Marcel’s life is thrown into upheaval when France is invaded by Nazi forces under the Vichy government. Changing his name to Marceau in the hope of passing for a non Jew, Marcel, his brother Alain (Félix Moati) and childhood friend Emma (Clémence Poésy) decide to move to Lyon and join the resistance. In Lyon the group comes face to face with Klaus Barbie (played brilliantly by Matthias Schweighöfer), the infamous Lyon butcher who was responsible for the deaths of thousands of French Jews in Nazi concentration camps. 

Jakubowicz's handsomely executed production is let down by a rather pedestrian screenplay. Having said that, there are some well performed and undeniably tense moments showcasing Eisenberg’s brilliant ability to jump from comedy to straight acting.
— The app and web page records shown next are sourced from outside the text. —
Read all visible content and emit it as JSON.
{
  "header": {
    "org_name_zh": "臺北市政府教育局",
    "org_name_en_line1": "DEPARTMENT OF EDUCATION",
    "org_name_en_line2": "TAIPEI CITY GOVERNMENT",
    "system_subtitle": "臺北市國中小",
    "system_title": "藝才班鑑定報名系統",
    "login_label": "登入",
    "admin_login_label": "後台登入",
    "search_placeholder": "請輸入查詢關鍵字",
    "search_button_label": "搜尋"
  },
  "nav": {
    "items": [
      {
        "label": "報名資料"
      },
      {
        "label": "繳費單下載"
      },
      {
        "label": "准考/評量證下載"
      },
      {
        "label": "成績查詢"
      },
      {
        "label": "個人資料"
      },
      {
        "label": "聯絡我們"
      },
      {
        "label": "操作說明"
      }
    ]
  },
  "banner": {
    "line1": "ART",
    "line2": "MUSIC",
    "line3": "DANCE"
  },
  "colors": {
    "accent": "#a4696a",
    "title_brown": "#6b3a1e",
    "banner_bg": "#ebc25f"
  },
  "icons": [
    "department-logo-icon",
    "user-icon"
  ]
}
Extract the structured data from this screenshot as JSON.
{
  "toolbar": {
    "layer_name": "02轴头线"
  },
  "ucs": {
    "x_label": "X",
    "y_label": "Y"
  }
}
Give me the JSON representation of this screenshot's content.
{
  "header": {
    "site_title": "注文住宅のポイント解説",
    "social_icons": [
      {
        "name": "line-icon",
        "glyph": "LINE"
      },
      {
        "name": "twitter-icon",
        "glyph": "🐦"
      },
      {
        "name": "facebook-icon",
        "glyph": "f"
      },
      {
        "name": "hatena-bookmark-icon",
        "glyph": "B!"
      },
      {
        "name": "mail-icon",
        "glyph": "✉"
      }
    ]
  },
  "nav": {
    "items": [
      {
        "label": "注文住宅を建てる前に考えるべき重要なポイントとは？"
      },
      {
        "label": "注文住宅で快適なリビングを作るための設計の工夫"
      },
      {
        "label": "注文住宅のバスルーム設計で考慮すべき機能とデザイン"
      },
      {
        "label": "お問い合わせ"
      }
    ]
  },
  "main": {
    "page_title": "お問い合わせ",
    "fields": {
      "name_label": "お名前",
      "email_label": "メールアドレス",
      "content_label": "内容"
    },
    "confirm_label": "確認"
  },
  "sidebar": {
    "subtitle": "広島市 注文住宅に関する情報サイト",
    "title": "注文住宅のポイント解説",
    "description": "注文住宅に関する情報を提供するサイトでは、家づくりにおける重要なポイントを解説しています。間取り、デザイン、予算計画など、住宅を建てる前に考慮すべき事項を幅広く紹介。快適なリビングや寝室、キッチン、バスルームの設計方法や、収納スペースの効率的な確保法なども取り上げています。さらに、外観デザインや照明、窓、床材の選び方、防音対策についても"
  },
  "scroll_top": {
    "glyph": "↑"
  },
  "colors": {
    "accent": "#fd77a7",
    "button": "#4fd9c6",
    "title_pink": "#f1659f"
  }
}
Although Resistance asks some pertinent questions about the level of collaboration during the occupation, the film is let down by a bizarre decision to tell the story through the means of a flashback narrated by General Patten (played by Ed Harris) addressing American GIs after the liberation of France. This device adds absolutely nothing of value to the plot and ultimately only serves as a distraction.

Overall, a well acted and beautifully directed drama narrowly misses the mark, but  by no means diminishes the importance of the story it seeks to tell.  A lesser known story about resilience and hope let down by a weak execution. 

Share via

Want more from the JC?

To continue reading, we just need a few details...

Want more from
the JC?

To continue reading, we just
need a few details...

Get the best news and views from across the Jewish world Get subscriber-only offers from our partners Subscribe to get access to our e-paper and archive